“The United States stands firmly with you as you exercise your human rights and fundamental freedoms,” he added. “We wish you a safe and happy Pride Month.”

The national LGBTQ advocacy group Human Rights Campaign called out Trump and Vice President Mike PenceMichael (Mike) Richard PenceIndiana sisters with history of opposing Pence donate millions to Dems Hillicon Valley: Trump signs off on sanctions for election meddlers | Russian hacker pleads guilty over botnet | Reddit bans QAnon forum | FCC delays review of T-Mobile, Sprint merger | EU approves controversial copyright law Overnight Defense: Trump marks 9/11 anniversary | Mattis says Assad 'has been warned' on chemical weapons | US identifies first remains of returned Korean war troops MORE for the lack of recognition, asking in a tweet, “Why are [they] so insistent on erasing us?”

The Hill has reached out to the White House for comment.

Trump often touted his support for some gay rights during the presidential campaign, posing with a rainbow flag and telling a group after the Pulse nightclub shooting that he would “do everything in [his] power to protect our LGBTQ citizens from the violence and oppression of the hateful, foreign ideology, believe me."
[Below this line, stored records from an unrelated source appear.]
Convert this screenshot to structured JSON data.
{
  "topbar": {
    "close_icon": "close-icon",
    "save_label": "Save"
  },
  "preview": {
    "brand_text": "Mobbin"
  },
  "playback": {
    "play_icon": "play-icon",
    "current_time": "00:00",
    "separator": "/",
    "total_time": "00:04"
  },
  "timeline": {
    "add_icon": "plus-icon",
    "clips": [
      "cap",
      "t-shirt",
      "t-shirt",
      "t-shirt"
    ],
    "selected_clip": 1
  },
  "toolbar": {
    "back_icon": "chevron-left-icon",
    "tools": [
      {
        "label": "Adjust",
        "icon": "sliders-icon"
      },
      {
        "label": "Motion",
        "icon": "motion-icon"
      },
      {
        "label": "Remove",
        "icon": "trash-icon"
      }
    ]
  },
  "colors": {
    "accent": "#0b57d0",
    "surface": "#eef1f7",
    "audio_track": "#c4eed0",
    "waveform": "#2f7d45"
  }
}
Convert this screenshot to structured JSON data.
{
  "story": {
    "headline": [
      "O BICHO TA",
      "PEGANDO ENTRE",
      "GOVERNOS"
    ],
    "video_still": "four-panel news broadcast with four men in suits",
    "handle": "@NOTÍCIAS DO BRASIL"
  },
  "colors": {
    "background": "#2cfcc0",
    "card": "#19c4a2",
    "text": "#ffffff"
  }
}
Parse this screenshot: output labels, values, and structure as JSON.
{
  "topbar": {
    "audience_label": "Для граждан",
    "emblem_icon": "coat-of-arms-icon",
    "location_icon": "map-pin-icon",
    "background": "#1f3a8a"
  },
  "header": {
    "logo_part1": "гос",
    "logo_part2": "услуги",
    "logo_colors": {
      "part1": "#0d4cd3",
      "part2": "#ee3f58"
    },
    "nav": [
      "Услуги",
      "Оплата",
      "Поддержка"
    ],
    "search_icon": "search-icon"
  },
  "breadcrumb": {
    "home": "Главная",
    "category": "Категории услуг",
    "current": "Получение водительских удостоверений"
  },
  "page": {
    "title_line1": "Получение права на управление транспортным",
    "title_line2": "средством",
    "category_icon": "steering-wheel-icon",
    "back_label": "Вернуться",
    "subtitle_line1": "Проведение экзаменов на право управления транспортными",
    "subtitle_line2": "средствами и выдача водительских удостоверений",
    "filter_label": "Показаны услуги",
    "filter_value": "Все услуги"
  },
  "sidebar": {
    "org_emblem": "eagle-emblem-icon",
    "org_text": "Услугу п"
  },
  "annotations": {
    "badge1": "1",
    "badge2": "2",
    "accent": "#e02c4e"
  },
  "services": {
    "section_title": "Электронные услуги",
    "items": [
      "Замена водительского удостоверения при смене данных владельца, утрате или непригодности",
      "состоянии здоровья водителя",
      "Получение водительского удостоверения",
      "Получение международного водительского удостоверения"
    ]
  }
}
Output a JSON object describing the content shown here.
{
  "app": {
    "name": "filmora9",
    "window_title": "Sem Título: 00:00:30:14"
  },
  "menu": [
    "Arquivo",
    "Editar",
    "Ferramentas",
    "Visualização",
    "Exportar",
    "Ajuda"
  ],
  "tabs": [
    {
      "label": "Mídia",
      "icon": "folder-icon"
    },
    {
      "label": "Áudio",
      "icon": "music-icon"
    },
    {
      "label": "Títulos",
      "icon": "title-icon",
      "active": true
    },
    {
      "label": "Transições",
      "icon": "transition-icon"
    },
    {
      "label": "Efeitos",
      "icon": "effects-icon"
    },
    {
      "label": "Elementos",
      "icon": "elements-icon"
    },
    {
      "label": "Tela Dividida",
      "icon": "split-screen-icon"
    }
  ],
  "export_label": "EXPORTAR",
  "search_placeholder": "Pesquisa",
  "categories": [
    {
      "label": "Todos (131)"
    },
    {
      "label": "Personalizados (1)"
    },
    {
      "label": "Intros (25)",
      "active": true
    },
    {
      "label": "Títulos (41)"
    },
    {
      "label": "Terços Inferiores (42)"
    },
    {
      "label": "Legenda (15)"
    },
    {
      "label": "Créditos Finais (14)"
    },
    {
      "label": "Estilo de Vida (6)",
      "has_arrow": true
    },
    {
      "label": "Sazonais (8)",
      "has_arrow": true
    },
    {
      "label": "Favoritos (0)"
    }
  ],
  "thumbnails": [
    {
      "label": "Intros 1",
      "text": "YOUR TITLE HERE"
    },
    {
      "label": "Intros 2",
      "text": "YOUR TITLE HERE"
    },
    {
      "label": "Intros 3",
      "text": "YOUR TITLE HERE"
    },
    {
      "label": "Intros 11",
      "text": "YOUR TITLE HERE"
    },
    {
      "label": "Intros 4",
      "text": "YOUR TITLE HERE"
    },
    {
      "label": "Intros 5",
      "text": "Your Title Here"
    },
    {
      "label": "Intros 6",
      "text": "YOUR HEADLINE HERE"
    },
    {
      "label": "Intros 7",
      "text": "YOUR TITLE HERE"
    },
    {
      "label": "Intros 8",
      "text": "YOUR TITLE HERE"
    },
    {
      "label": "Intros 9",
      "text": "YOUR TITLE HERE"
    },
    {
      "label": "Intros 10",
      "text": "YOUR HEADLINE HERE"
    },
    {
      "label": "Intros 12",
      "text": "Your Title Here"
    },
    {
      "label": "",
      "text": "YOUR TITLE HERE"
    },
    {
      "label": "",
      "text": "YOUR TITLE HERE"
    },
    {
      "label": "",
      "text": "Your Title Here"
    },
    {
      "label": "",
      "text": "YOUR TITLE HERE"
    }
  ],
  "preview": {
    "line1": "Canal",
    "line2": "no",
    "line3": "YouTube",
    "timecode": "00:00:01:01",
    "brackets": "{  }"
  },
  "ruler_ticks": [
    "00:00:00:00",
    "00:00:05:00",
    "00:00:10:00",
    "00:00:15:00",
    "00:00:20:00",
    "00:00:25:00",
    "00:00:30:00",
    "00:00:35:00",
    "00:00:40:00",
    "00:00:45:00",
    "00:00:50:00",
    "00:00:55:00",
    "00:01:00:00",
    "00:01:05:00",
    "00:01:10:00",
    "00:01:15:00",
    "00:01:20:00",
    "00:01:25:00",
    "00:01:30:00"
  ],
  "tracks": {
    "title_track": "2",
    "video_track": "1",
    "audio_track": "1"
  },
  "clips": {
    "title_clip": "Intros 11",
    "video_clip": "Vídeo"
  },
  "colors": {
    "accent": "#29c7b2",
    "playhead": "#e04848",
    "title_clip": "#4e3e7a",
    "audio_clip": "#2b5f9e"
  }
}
But Trump’s administration has been harshly criticized for actions that many have seen as harmful to the LGBTQ community, including his efforts to ban transgender troops from serving in the military, removing references to LGBTQ people from federal websites, and rolling back protections for transgender inmates and employees.